  • The Oldest Human Remains In Britain Are of a Young Shaman Covered in Red Paint

    The Oldest Human Remains In Britain Are of a Young Shaman Covered in Red Paint
    Photo: PhillipC / flickr / CC-BY 2.0
    The Red Lady of Paviland (actually the remains of a young man covered in red ochre body paint, who was probably in his 20s when he died) are the oldest human remains yet found in Britain, at 34,000 years old. The Red Lady was buried along with various artifacts in a cave in Gower, Wales; the nature of the burial makes the site the oldest ceremonial burial ground in Western Europe.  No one is sure who the Red Lady was, but many speculate he may have been a shaman or mystic.
  • It Took Twenty Years of Training to Become a Druid

    It Took Twenty Years of Training to Become a Druid
    Photo: Bernard de Montfaucon

    Extensive written documentation of British history begins with the arrival of the Romans, whose records provide great information on the druids. As it turns out, the druids weren't weird magical people in hoods who stalked swamps, but rather educated citizens of pre-Roman Britain tasked with a number of important functions; they served as judges, teachers, philosophers, scientists, and religious leaders. According to information recorded by Julius Caesar, it took 20 years of training to become a druid, but to many it was worth the effort—druids didn't pay tribute to the nobles and weren't expected to participate in war. 

  • Skara Brae: A Complete Ancient Settlement Older Than the Great Pyramids
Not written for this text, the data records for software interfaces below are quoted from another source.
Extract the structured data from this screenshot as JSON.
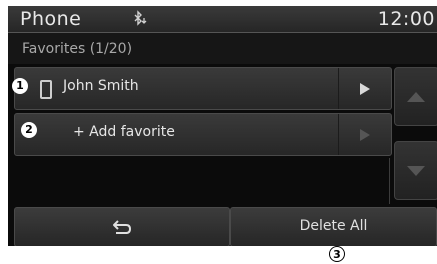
{
  "statusbar": {
    "app_title": "Phone",
    "clock": "12:00",
    "bt_icon": "bluetooth-download-icon"
  },
  "list": {
    "header": "Favorites (1/20)",
    "rows": [
      {
        "label": "John Smith",
        "icon": "phone-icon",
        "arrow_enabled": true
      },
      {
        "label": "+ Add favorite",
        "arrow_enabled": false
      }
    ]
  },
  "bottom": {
    "back_icon": "back-arrow-icon",
    "delete_all": "Delete All"
  },
  "callouts": [
    "1",
    "2",
    "3"
  ],
  "colors": {
    "background": "#0b0b0b",
    "text": "#e6e6e6",
    "muted": "#a8a8a8"
  }
}
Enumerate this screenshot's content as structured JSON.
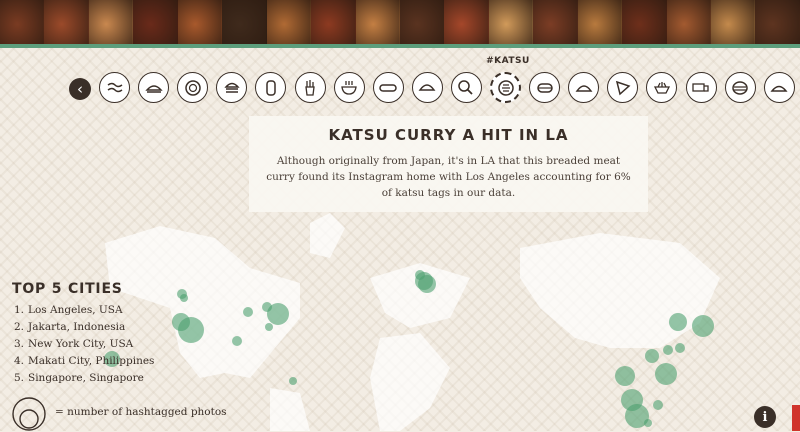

    Skara Brae: A Complete Ancient Settlement Older Than the Great Pyramids
    Photo: Dorli Photography / flickr / CC-BY-NC-ND 2.0
    In the 19th century, a giant storm tore through Orkney, an island off the northern tip of Scotland. The storm ripped open the earth, revealing Skara Brae, an ancient, neolithic settlement protected by sand and grass for thousands of years. A small cluster of ancient dwellings, Skara Brae contains intact beds, fireplaces, dressers, and even rudimentary cabinets, as well as smaller items like jewelry, tools, and games. The village was inhabited from about 3200 BCE until 2500 BCE, making it older than Stonehenge and the Great Pyramids. It is the most complete neolithic site in Britain.